Provided records Start Marker
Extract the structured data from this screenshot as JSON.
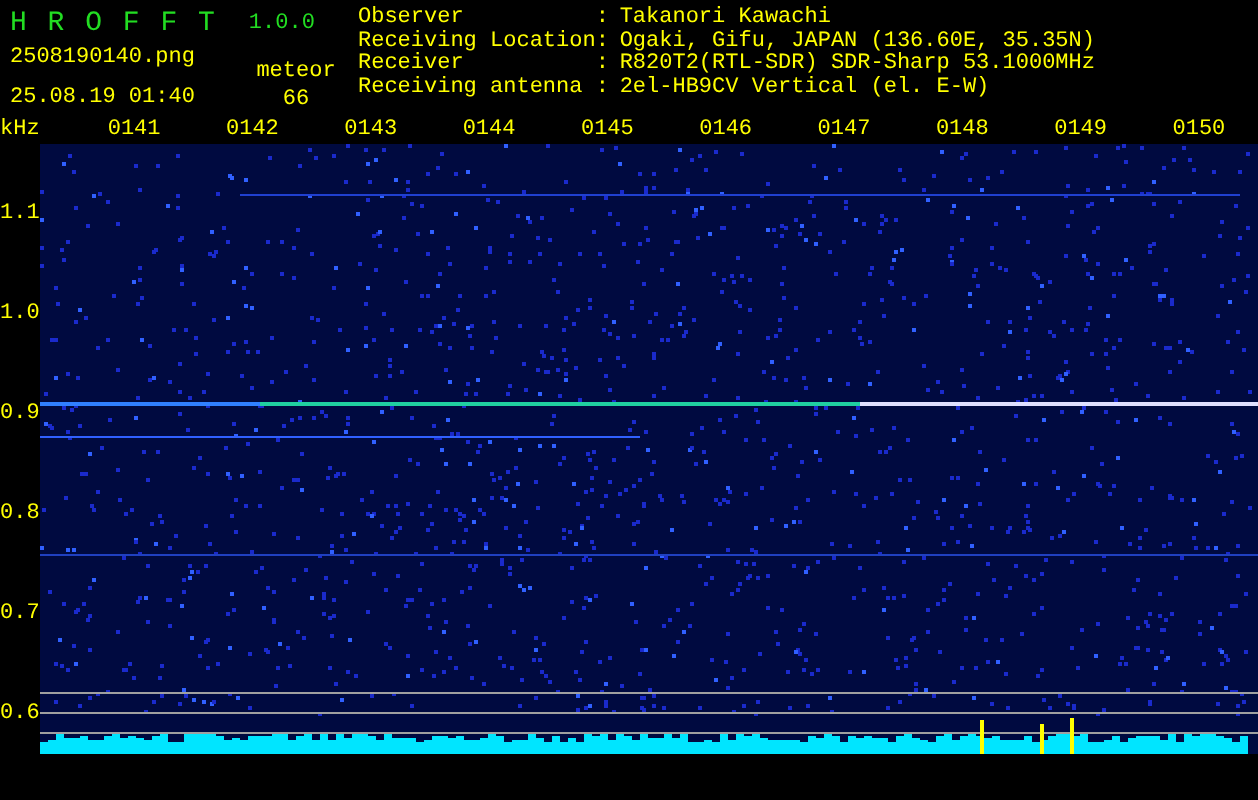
{
  "header": {
    "title": "H R O F F T",
    "version": "1.0.0",
    "file": "2508190140.png",
    "datetime": "25.08.19 01:40",
    "meteor_label": "meteor",
    "meteor_count": "66",
    "info": [
      {
        "label": "Observer",
        "separator": ":",
        "value": "Takanori Kawachi"
      },
      {
        "label": "Receiving Location",
        "separator": ":",
        "value": "Ogaki, Gifu, JAPAN (136.60E, 35.35N)"
      },
      {
        "label": "Receiver",
        "separator": ":",
        "value": "R820T2(RTL-SDR) SDR-Sharp 53.1000MHz"
      },
      {
        "label": "Receiving antenna",
        "separator": ":",
        "value": "2el-HB9CV Vertical (el. E-W)"
      }
    ]
  },
  "spectrogram": {
    "unit": "kHz",
    "time_labels": [
      "0141",
      "0142",
      "0143",
      "0144",
      "0145",
      "0146",
      "0147",
      "0148",
      "0149",
      "0150"
    ],
    "freq_labels": [
      "1.1",
      "1.0",
      "0.9",
      "0.8",
      "0.7",
      "0.6"
    ]
  }
}
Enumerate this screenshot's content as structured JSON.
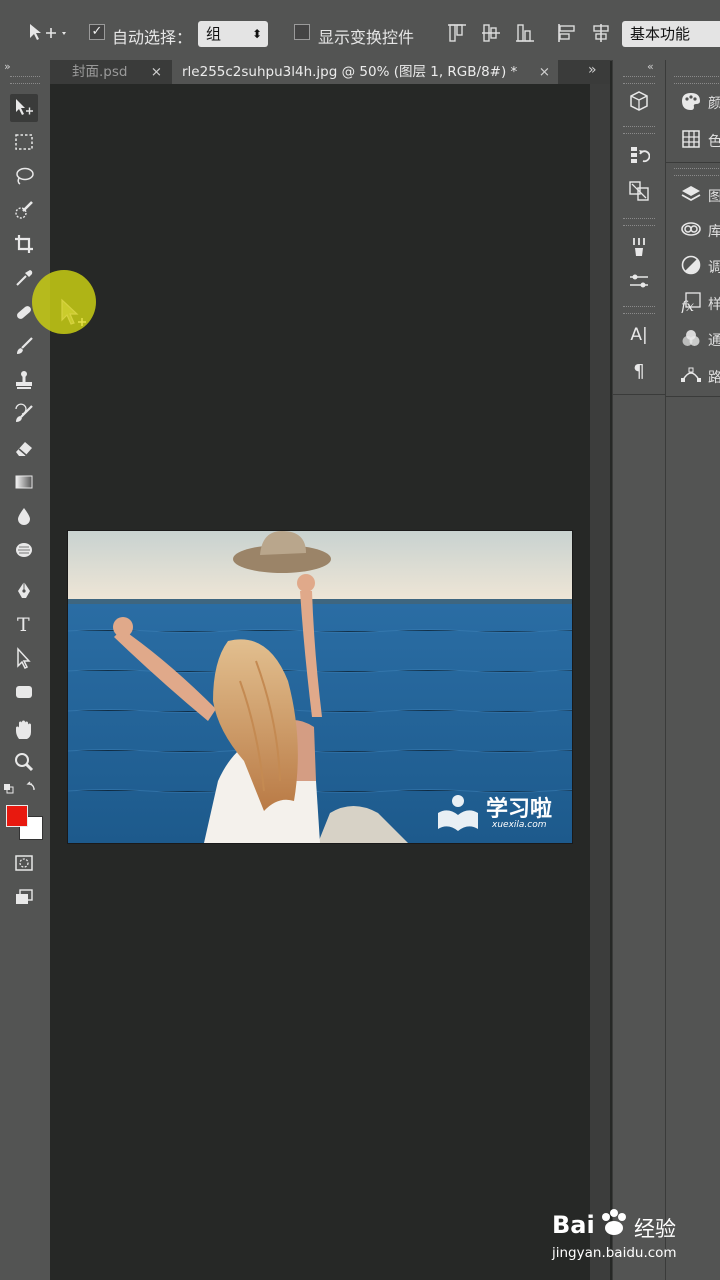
{
  "options_bar": {
    "auto_select_label": "自动选择：",
    "auto_select_checked": true,
    "group_select_value": "组",
    "show_transform_label": "显示变换控件",
    "show_transform_checked": false,
    "workspace_value": "基本功能"
  },
  "tabs": [
    {
      "label": "封面.psd",
      "close": "×",
      "active": false
    },
    {
      "label": "rle255c2suhpu3l4h.jpg @ 50% (图层 1, RGB/8#) *",
      "close": "×",
      "active": true
    }
  ],
  "tab_overflow": "»",
  "panel_collapse": "«",
  "toolbar_collapse": "»",
  "tools": [
    {
      "icon": "move-tool-icon"
    },
    {
      "icon": "rectangular-marquee-icon"
    },
    {
      "icon": "lasso-icon"
    },
    {
      "icon": "quick-selection-icon"
    },
    {
      "icon": "crop-icon"
    },
    {
      "icon": "eyedropper-icon"
    },
    {
      "icon": "spot-healing-icon"
    },
    {
      "icon": "brush-icon"
    },
    {
      "icon": "clone-stamp-icon"
    },
    {
      "icon": "history-brush-icon"
    },
    {
      "icon": "eraser-icon"
    },
    {
      "icon": "gradient-icon"
    },
    {
      "icon": "blur-icon"
    },
    {
      "icon": "dodge-icon"
    },
    {
      "icon": "pen-icon"
    },
    {
      "icon": "type-icon"
    },
    {
      "icon": "path-selection-icon"
    },
    {
      "icon": "rectangle-shape-icon"
    },
    {
      "icon": "hand-icon"
    },
    {
      "icon": "zoom-icon"
    }
  ],
  "colors": {
    "foreground": "#e8190f",
    "background": "#ffffff",
    "ui_panel": "#535453",
    "canvas_bg": "#262826"
  },
  "right_panels": [
    {
      "icon": "color-palette-icon",
      "label": "颜"
    },
    {
      "icon": "swatches-grid-icon",
      "label": "色"
    },
    {
      "icon": "layers-icon",
      "label": "图"
    },
    {
      "icon": "libraries-icon",
      "label": "库"
    },
    {
      "icon": "adjustments-icon",
      "label": "调"
    },
    {
      "icon": "styles-fx-icon",
      "label": "样"
    },
    {
      "icon": "channels-icon",
      "label": "通"
    },
    {
      "icon": "paths-icon",
      "label": "路"
    }
  ],
  "mid_panel_text": {
    "character_icon": "A|",
    "paragraph_icon": "¶"
  },
  "photo": {
    "watermark_title": "学习啦",
    "watermark_sub": "xuexila.com"
  },
  "baidu_watermark": {
    "brand": "Bai",
    "brand_suffix": "经验",
    "url": "jingyan.baidu.com"
  }
}
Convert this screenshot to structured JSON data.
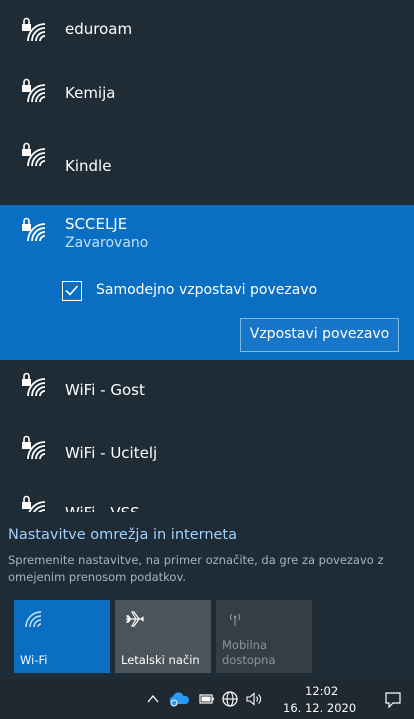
{
  "networks_before": [
    {
      "name": "eduroam"
    },
    {
      "name": "Kemija"
    },
    {
      "name": "Kindle"
    }
  ],
  "selected_network": {
    "name": "SCCELJE",
    "status": "Zavarovano",
    "auto_connect_label": "Samodejno vzpostavi povezavo",
    "auto_connect_checked": true,
    "connect_button_label": "Vzpostavi povezavo"
  },
  "networks_after": [
    {
      "name": "WiFi - Gost"
    },
    {
      "name": "WiFi - Ucitelj"
    },
    {
      "name": "WiFi - VSS"
    }
  ],
  "settings": {
    "link": "Nastavitve omrežja in interneta",
    "description": "Spremenite nastavitve, na primer označite, da gre za povezavo z omejenim prenosom podatkov."
  },
  "quick_actions": {
    "wifi": {
      "label": "Wi-Fi",
      "icon": "wifi-icon",
      "active": true
    },
    "airplane": {
      "label": "Letalski način",
      "icon": "airplane-icon",
      "active": false
    },
    "mobile": {
      "label_line1": "Mobilna",
      "label_line2": "dostopna",
      "icon": "hotspot-icon",
      "active": false
    }
  },
  "taskbar": {
    "time": "12:02",
    "date": "16. 12. 2020"
  },
  "colors": {
    "accent": "#0a6fc2",
    "background": "#1f2b35",
    "link": "#9fd0ff"
  }
}
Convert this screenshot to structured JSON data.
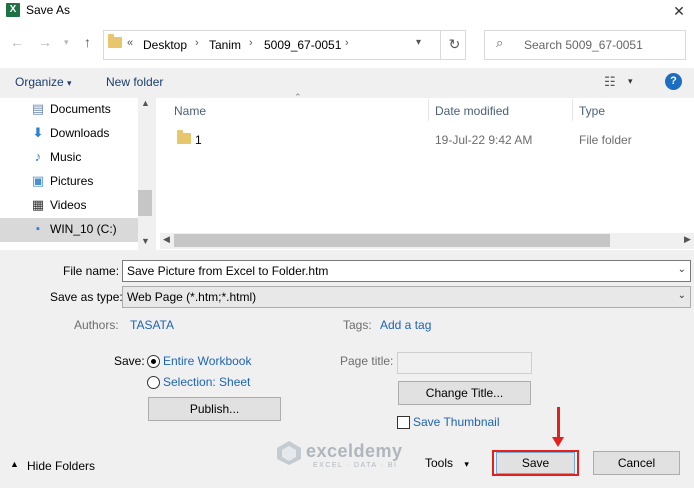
{
  "window": {
    "title": "Save As",
    "app_icon": "X",
    "close_glyph": "✕"
  },
  "nav": {
    "back_icon": "back-arrow-icon",
    "breadcrumb": [
      "Desktop",
      "Tanim",
      "5009_67-0051"
    ],
    "breadcrumb_prefix": "«",
    "search_placeholder": "Search 5009_67-0051"
  },
  "toolbar": {
    "organize_label": "Organize",
    "new_folder_label": "New folder",
    "help_label": "?"
  },
  "sidebar": {
    "items": [
      {
        "label": "Documents",
        "icon": "documents-icon"
      },
      {
        "label": "Downloads",
        "icon": "downloads-icon"
      },
      {
        "label": "Music",
        "icon": "music-icon"
      },
      {
        "label": "Pictures",
        "icon": "pictures-icon"
      },
      {
        "label": "Videos",
        "icon": "videos-icon"
      },
      {
        "label": "WIN_10 (C:)",
        "icon": "drive-icon"
      }
    ]
  },
  "filelist": {
    "columns": [
      "Name",
      "Date modified",
      "Type"
    ],
    "rows": [
      {
        "name": "1",
        "date": "19-Jul-22 9:42 AM",
        "type": "File folder"
      }
    ]
  },
  "form": {
    "file_name_label": "File name:",
    "file_name_value": "Save Picture from Excel to Folder.htm",
    "save_type_label": "Save as type:",
    "save_type_value": "Web Page (*.htm;*.html)",
    "authors_label": "Authors:",
    "authors_value": "TASATA",
    "tags_label": "Tags:",
    "tags_value": "Add a tag",
    "save_label": "Save:",
    "option_entire": "Entire Workbook",
    "option_selection": "Selection: Sheet",
    "publish_label": "Publish...",
    "page_title_label": "Page title:",
    "change_title_label": "Change Title...",
    "save_thumbnail_label": "Save Thumbnail"
  },
  "footer": {
    "hide_folders_label": "Hide Folders",
    "tools_label": "Tools",
    "save_button": "Save",
    "cancel_button": "Cancel"
  },
  "watermark": {
    "name": "exceldemy",
    "tagline": "EXCEL · DATA · BI"
  },
  "colors": {
    "accent_link": "#1e64b4",
    "annotation_red": "#e3211c",
    "excel_green": "#1f7244"
  }
}
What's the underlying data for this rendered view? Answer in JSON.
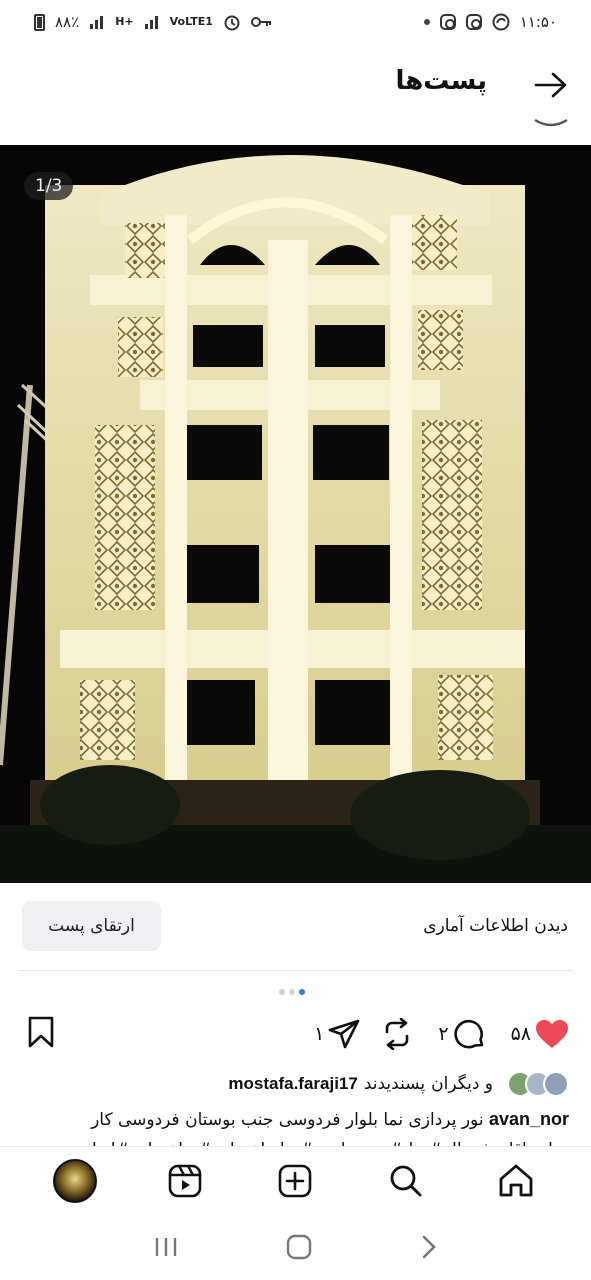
{
  "status_bar": {
    "battery_pct": "٨٨٪",
    "network_1": "H+",
    "network_2": "VoLTE1",
    "time": "۱۱:۵۰"
  },
  "header": {
    "title": "پست‌ها",
    "back_icon": "arrow-right-icon"
  },
  "post": {
    "image_description_icon": "building-facade-photo",
    "counter": "1/3",
    "carousel_total": 3,
    "carousel_active_index": 2
  },
  "actions": {
    "insights_label": "دیدن اطلاعات آماری",
    "boost_label": "ارتقای پست"
  },
  "engagement": {
    "likes": "۵۸",
    "comments": "۲",
    "shares": "۱",
    "like_color": "#ed4956"
  },
  "liked_by": {
    "username": "mostafa.faraji17",
    "suffix": "و دیگران پسندیدند",
    "prefix": "پسندیدند"
  },
  "caption": {
    "username": "avan_nor",
    "text": " نور پردازی نما بلوار فردوسی جنب بوستان فردوسی کار",
    "line2": "جناب اقای فیضاله#نما #نورپردازی #نماساختمان #ساختمان #ایران"
  },
  "bottom_nav": {
    "home": "home-icon",
    "search": "search-icon",
    "create": "create-icon",
    "reels": "reels-icon",
    "profile": "profile-avatar"
  },
  "colors": {
    "accent": "#3478f6",
    "link": "#3b4fb8",
    "like": "#ed4956"
  }
}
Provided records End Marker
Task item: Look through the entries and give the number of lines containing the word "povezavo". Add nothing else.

Result of this task: 3